Released: 2020, Frontiers
Although it is certainly not a contest, I’m probably the biggest Pretty Maids fan on staff here at Metal-Rules.com. So when the band released their fourth live album, for me it was a no-brainer to review.
When I reviewed the bands last studio album (early in 2020) these were still early days in the news cycle about vocalists, Ronnie Atkins cancer diagnosis and prognosis. I concluded my review of UNDRESS YOUR MADNESS by saying, if that album is the last thing they ever do, the band can be proud they went out on a high-note. Imagine my surprise when not much later the band announced they had an entire live album in the vault, slated for release a mere five months later! Not only was the bands fourth live album on deck it is a cool album with a theme. The band played their iconic and arguably most popular album, (FUTURE WORLD, 1987) in it’s entirety in Japan for the 30th anniversary. That means they have had this album in the vaults for at least two years. So the cynic in me thinks, maybe this is a stop-gap release while Ronnie is in recovery or maybe even the dreaded contractual obligation’ record. Either way, it is good news for me as a fan compounded by the fact that the most recent news on Atkins cancer is very positive. The band will likely continue on!
MAID IN JAPAN, a very clever and classic live album title if there ever was one, that old-school Metal fans will kick a kick out of, is a straight up single disc album. There actually is a bonus DVD, but oddly enough it is not the concert (which is also another clue that maybe it wasn’t filmed or ever intended for release as a live album) but the DVD has a ton of videos, which is cool. 11 videos from the Frontiers era to be exact.

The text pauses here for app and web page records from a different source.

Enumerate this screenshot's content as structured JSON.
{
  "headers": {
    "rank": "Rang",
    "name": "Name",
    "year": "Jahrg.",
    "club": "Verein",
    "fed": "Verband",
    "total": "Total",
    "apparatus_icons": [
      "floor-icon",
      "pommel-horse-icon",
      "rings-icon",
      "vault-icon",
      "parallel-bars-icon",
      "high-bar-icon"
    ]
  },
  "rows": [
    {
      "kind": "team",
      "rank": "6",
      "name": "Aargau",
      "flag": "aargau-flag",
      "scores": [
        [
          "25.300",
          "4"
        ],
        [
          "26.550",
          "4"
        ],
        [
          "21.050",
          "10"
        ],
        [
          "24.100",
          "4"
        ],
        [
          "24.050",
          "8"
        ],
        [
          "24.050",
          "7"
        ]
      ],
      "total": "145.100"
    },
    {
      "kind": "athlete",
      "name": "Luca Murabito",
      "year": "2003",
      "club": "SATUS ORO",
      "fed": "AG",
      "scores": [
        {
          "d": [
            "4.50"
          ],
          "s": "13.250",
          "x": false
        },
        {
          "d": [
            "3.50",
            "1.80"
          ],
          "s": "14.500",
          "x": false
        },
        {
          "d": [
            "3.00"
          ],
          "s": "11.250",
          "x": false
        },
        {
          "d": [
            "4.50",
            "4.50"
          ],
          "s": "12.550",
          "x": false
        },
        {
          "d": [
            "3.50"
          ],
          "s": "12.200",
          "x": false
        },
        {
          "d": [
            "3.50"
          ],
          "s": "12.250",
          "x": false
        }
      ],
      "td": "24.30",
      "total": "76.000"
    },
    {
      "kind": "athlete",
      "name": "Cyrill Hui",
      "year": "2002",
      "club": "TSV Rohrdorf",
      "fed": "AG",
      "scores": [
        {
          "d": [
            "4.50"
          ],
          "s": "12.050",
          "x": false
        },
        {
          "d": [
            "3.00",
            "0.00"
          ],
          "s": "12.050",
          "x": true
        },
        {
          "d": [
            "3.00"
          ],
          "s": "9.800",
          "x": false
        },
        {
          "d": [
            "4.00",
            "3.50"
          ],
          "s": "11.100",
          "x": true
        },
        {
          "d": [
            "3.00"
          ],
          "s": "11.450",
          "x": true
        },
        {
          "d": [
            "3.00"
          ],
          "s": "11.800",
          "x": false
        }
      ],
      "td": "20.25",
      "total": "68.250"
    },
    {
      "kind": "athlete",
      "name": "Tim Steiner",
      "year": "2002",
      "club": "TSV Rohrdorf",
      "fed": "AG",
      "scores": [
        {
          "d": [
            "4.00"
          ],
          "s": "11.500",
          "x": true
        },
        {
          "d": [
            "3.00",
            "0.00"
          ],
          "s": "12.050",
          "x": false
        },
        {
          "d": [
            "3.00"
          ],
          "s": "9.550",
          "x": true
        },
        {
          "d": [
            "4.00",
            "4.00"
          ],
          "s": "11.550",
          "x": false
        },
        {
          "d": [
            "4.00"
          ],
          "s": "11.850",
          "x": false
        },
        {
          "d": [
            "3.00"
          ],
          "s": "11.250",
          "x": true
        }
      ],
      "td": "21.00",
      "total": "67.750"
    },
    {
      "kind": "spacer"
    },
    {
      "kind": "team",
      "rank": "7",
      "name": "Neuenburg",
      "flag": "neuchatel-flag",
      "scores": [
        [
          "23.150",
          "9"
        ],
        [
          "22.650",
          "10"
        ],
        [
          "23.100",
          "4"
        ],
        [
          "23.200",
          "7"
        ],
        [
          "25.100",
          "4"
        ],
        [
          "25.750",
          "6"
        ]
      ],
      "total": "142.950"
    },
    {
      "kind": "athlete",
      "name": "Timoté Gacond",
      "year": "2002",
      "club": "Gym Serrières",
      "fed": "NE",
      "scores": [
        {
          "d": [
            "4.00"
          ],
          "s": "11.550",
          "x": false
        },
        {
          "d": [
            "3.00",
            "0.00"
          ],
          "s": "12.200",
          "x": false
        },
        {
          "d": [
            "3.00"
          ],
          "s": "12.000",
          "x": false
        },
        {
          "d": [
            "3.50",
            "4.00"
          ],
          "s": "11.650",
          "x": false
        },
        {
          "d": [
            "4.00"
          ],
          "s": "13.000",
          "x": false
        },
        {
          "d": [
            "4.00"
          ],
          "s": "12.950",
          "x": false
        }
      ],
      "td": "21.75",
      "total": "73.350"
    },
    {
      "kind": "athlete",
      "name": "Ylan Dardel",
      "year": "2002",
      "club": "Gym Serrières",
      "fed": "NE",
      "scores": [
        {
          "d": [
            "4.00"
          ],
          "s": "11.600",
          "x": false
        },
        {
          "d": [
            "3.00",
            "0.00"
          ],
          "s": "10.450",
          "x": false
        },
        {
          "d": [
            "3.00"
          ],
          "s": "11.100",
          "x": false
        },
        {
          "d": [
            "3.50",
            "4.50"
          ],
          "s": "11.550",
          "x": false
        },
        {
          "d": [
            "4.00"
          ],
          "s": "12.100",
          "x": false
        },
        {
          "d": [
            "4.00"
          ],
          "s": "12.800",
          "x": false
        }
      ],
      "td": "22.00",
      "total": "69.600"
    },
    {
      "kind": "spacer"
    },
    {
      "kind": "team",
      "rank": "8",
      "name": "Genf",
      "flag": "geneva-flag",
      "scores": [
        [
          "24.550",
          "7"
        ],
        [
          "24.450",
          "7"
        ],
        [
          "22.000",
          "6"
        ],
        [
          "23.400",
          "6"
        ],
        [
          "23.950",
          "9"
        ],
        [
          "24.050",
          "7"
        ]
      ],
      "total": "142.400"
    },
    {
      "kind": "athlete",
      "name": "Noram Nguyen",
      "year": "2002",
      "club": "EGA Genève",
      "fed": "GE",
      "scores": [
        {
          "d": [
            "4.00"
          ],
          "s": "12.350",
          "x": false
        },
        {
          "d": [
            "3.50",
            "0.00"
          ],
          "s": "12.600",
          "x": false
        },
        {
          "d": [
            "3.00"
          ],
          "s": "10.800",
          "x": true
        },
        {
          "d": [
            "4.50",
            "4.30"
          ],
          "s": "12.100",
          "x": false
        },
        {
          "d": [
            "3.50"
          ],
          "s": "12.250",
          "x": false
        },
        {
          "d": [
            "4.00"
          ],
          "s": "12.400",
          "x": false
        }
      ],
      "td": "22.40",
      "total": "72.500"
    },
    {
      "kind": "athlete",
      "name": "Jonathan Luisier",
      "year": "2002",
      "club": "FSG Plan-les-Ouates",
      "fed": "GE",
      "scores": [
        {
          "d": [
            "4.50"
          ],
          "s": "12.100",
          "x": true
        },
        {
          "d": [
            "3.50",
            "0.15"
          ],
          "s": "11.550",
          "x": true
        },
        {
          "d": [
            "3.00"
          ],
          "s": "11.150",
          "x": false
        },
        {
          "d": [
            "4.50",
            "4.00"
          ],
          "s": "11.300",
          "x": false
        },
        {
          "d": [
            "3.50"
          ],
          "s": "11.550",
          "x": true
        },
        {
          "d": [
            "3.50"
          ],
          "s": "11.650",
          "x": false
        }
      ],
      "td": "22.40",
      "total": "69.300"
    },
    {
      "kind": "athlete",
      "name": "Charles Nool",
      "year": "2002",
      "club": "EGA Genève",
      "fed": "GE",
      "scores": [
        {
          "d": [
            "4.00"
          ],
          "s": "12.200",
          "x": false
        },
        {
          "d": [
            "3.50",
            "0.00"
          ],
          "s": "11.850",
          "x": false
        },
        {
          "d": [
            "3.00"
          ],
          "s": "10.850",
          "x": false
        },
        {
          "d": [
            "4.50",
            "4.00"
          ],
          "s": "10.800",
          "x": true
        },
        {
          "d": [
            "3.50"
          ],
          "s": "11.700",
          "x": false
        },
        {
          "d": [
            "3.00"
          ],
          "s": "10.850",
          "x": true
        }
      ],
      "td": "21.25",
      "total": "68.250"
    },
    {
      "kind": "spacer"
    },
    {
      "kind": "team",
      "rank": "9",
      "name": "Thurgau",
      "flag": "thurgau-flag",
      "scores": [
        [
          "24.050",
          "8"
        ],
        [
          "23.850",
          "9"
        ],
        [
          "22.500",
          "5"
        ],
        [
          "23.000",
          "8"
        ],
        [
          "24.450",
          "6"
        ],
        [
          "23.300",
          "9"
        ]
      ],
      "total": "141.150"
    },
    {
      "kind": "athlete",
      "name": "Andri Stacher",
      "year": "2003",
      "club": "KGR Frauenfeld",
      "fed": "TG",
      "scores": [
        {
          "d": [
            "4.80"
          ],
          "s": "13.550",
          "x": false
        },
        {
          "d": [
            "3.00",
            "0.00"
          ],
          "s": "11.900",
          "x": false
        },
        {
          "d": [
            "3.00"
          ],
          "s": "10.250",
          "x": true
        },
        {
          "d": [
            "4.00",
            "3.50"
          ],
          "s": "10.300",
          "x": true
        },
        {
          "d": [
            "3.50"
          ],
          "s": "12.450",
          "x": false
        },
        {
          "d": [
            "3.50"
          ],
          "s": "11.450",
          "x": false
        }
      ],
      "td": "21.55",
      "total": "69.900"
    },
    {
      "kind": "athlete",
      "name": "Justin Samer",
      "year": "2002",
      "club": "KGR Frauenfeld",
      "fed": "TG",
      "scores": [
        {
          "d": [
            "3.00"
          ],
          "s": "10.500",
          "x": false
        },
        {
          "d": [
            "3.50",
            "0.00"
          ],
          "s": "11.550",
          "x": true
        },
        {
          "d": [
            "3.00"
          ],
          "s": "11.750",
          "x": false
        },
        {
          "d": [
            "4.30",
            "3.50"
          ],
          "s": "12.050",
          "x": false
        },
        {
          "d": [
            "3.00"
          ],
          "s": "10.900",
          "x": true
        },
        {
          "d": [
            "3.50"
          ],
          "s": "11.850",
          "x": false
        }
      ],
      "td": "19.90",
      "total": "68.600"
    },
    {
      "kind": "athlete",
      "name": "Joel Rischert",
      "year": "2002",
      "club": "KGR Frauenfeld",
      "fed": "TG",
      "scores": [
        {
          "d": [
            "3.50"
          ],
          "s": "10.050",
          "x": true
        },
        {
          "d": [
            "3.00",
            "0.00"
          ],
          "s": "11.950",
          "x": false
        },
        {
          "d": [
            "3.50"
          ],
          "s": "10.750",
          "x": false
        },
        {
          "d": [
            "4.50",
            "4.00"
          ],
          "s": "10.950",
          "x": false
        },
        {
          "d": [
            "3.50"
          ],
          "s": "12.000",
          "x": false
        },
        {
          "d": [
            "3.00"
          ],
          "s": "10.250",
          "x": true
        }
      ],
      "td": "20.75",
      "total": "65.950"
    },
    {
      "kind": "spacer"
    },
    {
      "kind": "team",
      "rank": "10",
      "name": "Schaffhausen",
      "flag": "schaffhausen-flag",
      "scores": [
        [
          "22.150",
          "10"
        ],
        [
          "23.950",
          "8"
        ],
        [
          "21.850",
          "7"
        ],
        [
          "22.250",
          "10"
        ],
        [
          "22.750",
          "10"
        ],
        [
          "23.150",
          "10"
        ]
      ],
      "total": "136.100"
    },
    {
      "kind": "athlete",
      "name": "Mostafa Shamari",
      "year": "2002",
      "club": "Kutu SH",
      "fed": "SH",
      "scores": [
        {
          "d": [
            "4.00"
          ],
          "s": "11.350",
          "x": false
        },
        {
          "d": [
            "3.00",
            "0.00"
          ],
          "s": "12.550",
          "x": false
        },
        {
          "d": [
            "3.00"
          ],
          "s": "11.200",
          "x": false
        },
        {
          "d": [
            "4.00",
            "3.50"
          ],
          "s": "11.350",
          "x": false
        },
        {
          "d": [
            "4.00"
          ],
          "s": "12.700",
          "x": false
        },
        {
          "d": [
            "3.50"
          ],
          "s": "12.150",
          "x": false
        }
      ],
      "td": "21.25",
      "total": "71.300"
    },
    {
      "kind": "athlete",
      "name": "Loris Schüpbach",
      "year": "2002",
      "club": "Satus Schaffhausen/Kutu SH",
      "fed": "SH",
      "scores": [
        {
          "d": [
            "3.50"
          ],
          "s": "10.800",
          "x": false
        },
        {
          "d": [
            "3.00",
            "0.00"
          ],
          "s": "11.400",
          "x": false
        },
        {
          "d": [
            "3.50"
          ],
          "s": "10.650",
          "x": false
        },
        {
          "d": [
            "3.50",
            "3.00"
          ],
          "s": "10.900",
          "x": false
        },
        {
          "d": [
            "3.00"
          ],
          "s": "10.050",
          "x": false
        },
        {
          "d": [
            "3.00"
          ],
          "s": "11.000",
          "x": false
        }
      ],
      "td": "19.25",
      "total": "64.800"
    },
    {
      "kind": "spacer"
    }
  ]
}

It also sports a nice eye-catching album cover with a white motif and the classic logo.
As you might have guessed from the sub-title the band play FUTURE WORLD and add five other tracks, mostly recent stuff, making this a 15 cut, 74-minute album. What I appreciate is that, aside from the obvious exceptions of the Future world songs, there is very little crossover from the other live album. It is the second time the band has recorded a live album in Japan, which is a bit of a stronghold for the band. The album just starts off the top and plays the album in the album sequence with lots and lots of audience participation. What struck me is how well the songs hold up even 30 years later. In the live environment they have a bit more kick to them as well.
Pretty Maids have always achieved that nice balance of being a heritage band with a classic and loved 80’s album and being contemporary with lots of current records which are just as good or better than their 80’s material. MAID IN JAPAN captures this duality very nicely in the live environment.